Have you ever detasseled corn? Do you live more than half a mile from your neighbors? Do you care intensely about the Cyclones-Hawkeyes rivalry?
For most Americans, the answer to these questions is "no"...and rightly or wrongly, many outsiders believe Iowa to be a world apart and find it easy to bemoan the statei's first-in-the-nation caucus. Every four years at caucus time come new complaints that the state is too small, rural, agrarian, or ideologically extreme to be representative of the nation. Here's why that view of Iowa might be wrong.
Iowa Conservatism Has Gone Mainstream
Iowans were conservative before conservatism was cool. The Republican Party has shifted to the right over the last several years—a place that Iowa conservatives have been all along. For this reason, "we are poised to be more representative as a national party than we were in 2008," says Dianne Bystrom, director of the Carrie Chapman Catt Center for Women and Politics at Iowa State University. In 2008, former Arkansas Gov. Mike Huckabee, known for his socially conservative views, won the Iowa Republican caucus with 34 percent of the vote, beating former Massachusetts Gov. Mitt Romney by 9 percentage points and besting eventual nominee and Arizona Republican Sen. John McCain by 21 points. "Certainly the Republican caucus in 2008, and it appears perhaps in 2012, reflects a much more conservative side of the Republican party. On the other hand, as a whole, the Republican Party has shifted to the right over the last several years," says Bystrom.
Numbers Don't Lie
Iowa is perhaps smaller, older, and more rural than many other states, but it is perhaps not as corn-farmer-heavy as people might think—roughly 60 percent of the population lives in urban areas. In fact, when a broad spectrum of demographic data are considered, Iowa is among the most representative states in the nation, according to a 2009 study by political scientists from the University of Missouri and the University of Iowa. When a variety of economic, diversity, and social factors were taken into consideration, Iowa was the 12th most representative state in the nation, meaning that it hewed relatively close to national averages on those factors. Sure, there might be 11 other states ahead of it, but Iowa compares particularly well with California, New York, and Texas—high-population states that are also among the least representative.
A Variety of Republicans
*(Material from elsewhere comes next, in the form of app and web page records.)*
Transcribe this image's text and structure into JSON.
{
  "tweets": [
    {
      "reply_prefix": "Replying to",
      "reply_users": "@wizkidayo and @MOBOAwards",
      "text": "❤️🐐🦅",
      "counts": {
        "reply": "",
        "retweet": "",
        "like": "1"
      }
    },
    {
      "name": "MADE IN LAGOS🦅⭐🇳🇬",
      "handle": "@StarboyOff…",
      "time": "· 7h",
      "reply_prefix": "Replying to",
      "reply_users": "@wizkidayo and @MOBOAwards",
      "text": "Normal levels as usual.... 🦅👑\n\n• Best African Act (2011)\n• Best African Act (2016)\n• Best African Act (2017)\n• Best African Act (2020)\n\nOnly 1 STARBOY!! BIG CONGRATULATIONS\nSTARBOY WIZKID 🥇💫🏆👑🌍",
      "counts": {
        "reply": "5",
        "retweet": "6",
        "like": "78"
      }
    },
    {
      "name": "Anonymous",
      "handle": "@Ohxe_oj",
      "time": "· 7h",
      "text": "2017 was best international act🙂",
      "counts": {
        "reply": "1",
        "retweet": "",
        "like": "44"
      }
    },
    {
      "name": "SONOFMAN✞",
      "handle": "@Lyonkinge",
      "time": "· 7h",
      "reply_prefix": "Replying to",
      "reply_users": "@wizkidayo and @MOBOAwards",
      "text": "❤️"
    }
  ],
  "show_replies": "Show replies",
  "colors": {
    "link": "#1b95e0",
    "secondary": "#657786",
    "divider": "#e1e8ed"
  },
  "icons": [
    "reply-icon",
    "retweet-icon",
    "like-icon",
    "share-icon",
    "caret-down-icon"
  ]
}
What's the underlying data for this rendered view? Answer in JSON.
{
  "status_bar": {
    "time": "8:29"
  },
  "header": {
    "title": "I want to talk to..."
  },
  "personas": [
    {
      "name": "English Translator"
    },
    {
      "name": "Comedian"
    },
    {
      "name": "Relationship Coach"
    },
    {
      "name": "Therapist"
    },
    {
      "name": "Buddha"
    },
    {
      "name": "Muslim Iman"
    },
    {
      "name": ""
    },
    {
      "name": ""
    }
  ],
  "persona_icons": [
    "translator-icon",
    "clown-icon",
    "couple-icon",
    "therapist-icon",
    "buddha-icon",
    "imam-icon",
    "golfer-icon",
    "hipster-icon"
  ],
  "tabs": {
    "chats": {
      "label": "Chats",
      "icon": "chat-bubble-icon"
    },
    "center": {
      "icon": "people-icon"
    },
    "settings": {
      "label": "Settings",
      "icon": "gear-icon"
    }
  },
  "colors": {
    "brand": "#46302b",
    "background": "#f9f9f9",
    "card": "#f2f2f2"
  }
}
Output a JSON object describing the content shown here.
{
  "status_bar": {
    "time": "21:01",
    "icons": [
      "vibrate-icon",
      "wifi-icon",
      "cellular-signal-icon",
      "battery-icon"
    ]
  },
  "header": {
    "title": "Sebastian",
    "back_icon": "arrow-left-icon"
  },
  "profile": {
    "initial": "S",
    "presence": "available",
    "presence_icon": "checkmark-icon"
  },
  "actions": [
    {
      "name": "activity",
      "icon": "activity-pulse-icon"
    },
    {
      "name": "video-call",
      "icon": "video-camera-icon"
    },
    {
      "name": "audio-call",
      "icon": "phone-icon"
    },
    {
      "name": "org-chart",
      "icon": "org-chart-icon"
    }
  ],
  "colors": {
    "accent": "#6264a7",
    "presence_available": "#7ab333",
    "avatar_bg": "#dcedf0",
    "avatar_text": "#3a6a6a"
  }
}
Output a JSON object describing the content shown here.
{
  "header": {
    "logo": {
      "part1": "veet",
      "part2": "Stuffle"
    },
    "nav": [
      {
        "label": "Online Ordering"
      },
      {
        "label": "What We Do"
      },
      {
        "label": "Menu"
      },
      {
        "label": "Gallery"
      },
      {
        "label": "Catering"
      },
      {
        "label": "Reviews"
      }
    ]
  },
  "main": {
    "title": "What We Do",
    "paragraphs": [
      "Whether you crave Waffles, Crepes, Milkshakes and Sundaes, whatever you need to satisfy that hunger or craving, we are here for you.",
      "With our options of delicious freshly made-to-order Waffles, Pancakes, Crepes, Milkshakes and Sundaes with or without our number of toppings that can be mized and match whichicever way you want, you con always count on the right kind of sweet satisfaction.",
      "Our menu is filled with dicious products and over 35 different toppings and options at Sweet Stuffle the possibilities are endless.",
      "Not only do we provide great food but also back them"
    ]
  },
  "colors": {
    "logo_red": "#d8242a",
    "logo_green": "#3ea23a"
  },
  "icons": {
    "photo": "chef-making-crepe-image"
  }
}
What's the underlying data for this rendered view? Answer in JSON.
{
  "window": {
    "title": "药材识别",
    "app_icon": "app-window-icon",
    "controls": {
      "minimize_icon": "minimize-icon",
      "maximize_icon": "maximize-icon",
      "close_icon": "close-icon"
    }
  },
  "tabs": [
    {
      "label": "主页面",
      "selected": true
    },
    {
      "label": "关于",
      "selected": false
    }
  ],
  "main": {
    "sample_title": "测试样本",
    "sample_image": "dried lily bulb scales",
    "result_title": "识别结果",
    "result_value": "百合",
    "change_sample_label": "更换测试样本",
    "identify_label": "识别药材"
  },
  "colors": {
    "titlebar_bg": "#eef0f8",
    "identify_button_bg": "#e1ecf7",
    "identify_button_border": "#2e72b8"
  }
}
Though Iowan Republicans may deviate slightly from the national party, the state's GOP still runs the gamut from far-right to centrist, says Tim Hagle, associate professor of political science at the University of Iowa. In the northwestern part of the state, says Hagle, the counties are "reliably Republican in terms of their voting," electing officials like Rep. Steve King, a member of the House Tea Party Caucus. In the eastern part of the state, home to like Iowa City, the population is more liberal, and Republicans track closer to the center, says Hagle.
Everyone Cares About the Economy
Iowa's unemployment rate is 6.0 percent, as of October—the seventh-lowest unemployment rate in the nation. But that doesn't mean that Iowa isn't suffering with the rest of the country. "Even though we're in better shape based on national averages...we're still in worse shape compared to what we're used to here," says Hagle. Iowa's unemployment rate, he says, tends to track below the nation's , and hovered around 3 to 4 percent throughout the 1990s and early 2000s. This means that uptick to 6 percent is still uncomfortable for Iowans. Iowa also is facing the housing crisis alongside the rest of the nation. According to Realtytrac, Iowa's October foreclosure rate was 1 in 745 units— relatively close to the national rate (1 in 563). Hagle also adds that Iowans care deeply about national economic concerns: "We realize what's going on in the rest of the country, and certainly Iowans are concerned about the debt and deficit."